Like the 2020 Control Rule, the FR Y-10, with the 2022 revisions, contains a somewhat ambiguous grandfathering provision. Based on this provision, it is unclear how a BHC/SLHC would demonstrate that it had a relationship reviewed by the Federal Reserve prior to September 30, 2020, let alone produce documentation showing that the BHC/SLHC “reasonably determined” that control did not exist at the time the relationship was established. Further, by its terms, the grandfathering does not appear to be available to non-BHC intermediate holding companies and arguably could even be read to be unavailable to FBOs.
Similarly, the grandfathering provision applies only to the acquisition of control, meaning that a banking organization may need to terminate reporting of an interest in a nonbanking company because of the changes to the FR Y-10. For example, in the past, a banking organization may have reported an interest in a nonbanking company because the banking organization controlled more than 5 percent of the voting interests and had one director interlock and no other person had a significant interest.

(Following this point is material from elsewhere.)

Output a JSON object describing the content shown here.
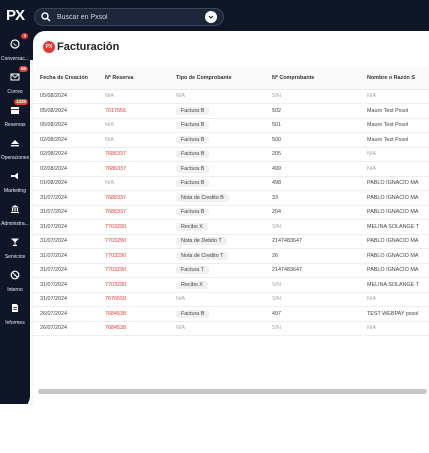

This interest would no longer be reportable and the banking organization may need to file a final FR Y-10 to terminate reporting of this entity.

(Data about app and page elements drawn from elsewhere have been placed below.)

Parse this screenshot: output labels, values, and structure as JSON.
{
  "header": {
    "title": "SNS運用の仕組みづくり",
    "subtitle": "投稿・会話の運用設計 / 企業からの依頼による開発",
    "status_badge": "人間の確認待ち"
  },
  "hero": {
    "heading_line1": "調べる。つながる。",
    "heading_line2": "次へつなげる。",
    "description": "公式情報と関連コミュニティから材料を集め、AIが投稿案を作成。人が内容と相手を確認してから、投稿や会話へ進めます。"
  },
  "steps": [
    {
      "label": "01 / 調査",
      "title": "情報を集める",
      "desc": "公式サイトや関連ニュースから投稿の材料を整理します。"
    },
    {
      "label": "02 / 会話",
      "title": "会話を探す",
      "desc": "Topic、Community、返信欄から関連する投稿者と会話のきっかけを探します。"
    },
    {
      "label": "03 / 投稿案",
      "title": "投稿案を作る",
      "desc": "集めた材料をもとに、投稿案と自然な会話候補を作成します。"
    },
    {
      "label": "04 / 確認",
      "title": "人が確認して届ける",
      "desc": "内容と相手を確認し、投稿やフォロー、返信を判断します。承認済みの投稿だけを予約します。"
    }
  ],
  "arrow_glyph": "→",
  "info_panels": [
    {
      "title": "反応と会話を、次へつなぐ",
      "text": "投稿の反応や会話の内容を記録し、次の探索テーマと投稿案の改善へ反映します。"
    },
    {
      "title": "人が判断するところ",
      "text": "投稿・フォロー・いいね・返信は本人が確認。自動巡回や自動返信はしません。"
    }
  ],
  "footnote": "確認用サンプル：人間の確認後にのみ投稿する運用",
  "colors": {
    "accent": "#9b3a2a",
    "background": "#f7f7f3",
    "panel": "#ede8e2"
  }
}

The revisions to the definition of “control” in the FR Y-10 will flow through to the Federal Reserve’s FR Y-6 (Annual Report of Holding Companies) and FR Y-7 (Annual Report of Foreign Banking Organizations). These forms require banking organizations to submit organizational structure charts of the companies that they control as part of their annual report to the regulator. Therefore, banking organizations should consider how the revised definition of control will change the companies that are reported on the annual organizational structure chart that is filed with the FR Y-6/Y-7.5 This could be a significant undertaking in its own right, particularly for FBOs.
The revisions to the FR Y-10 incorporate the presumptions of control from the 2020 Control Rule but do not explicitly incorporate the provisions regarding control over securities.6 This is significant because the provisions regarding control over securities are the way that the Federal Reserve aggregates voting securities held by a banking organization and its senior management officials or controlling equity holders. Without an explicit incorporation of these provisions, it is possible that a banking organization could control a nonbanking company under the 2020 Control Rule but not for purposes of the FR Y-10, defeating the purpose of the 2022 revisions.

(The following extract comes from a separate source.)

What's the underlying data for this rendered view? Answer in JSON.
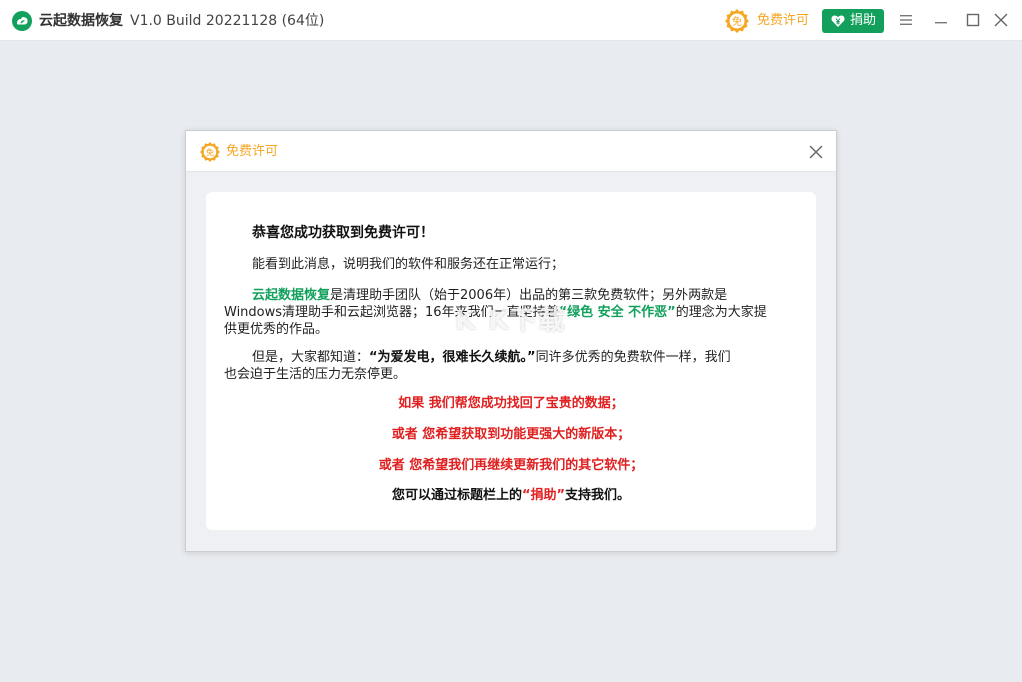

Finally, the revisions to the FR Y-10 do not appear to change the definition of control for reporting of certain interests under Regulation K. This continues the Federal Reserve’s opaque treatment of cross-border investments by banking organizations, which hopefully will be resolved in the long-awaited revisions to Regulation K.
1 87 Fed. Reg. 73,304 (Nov. 29, 2022), https://www.federalregister.gov/documents/2022/11/29/2022-26035/agency-information-collection-activities-announcement-of-board-approval-under-delegated-authority. The Federal Reserve made other changes to the FR Y-10 that take effect on December 31, 2022, but these are technical in nature and should not have the potentially wide-ranging effect of the changes discussed in this Legal Update.
3 See our Legal Update on the 2020 control rulemaking: https://www.mayerbrown.com/en/perspectives-events/publications/2020/02/us-federal-reserve-board-approves-final-rule-significantly-revising-control-rules.
4 The revisions also note that a banking organization that is a SLHC will control Company B if it holds more than 25 percent of the equity of Company B, reflecting a difference between the BHCA and HOLA. See 12 U.S.C. § 1467a(a)(2).
5 The Federal Reserve intends to transition from requiring a hardcopy organizational structure chart in the annual report to an electronic structure tracking system, but this will not occur until the 2025 filing cycle at the earliest.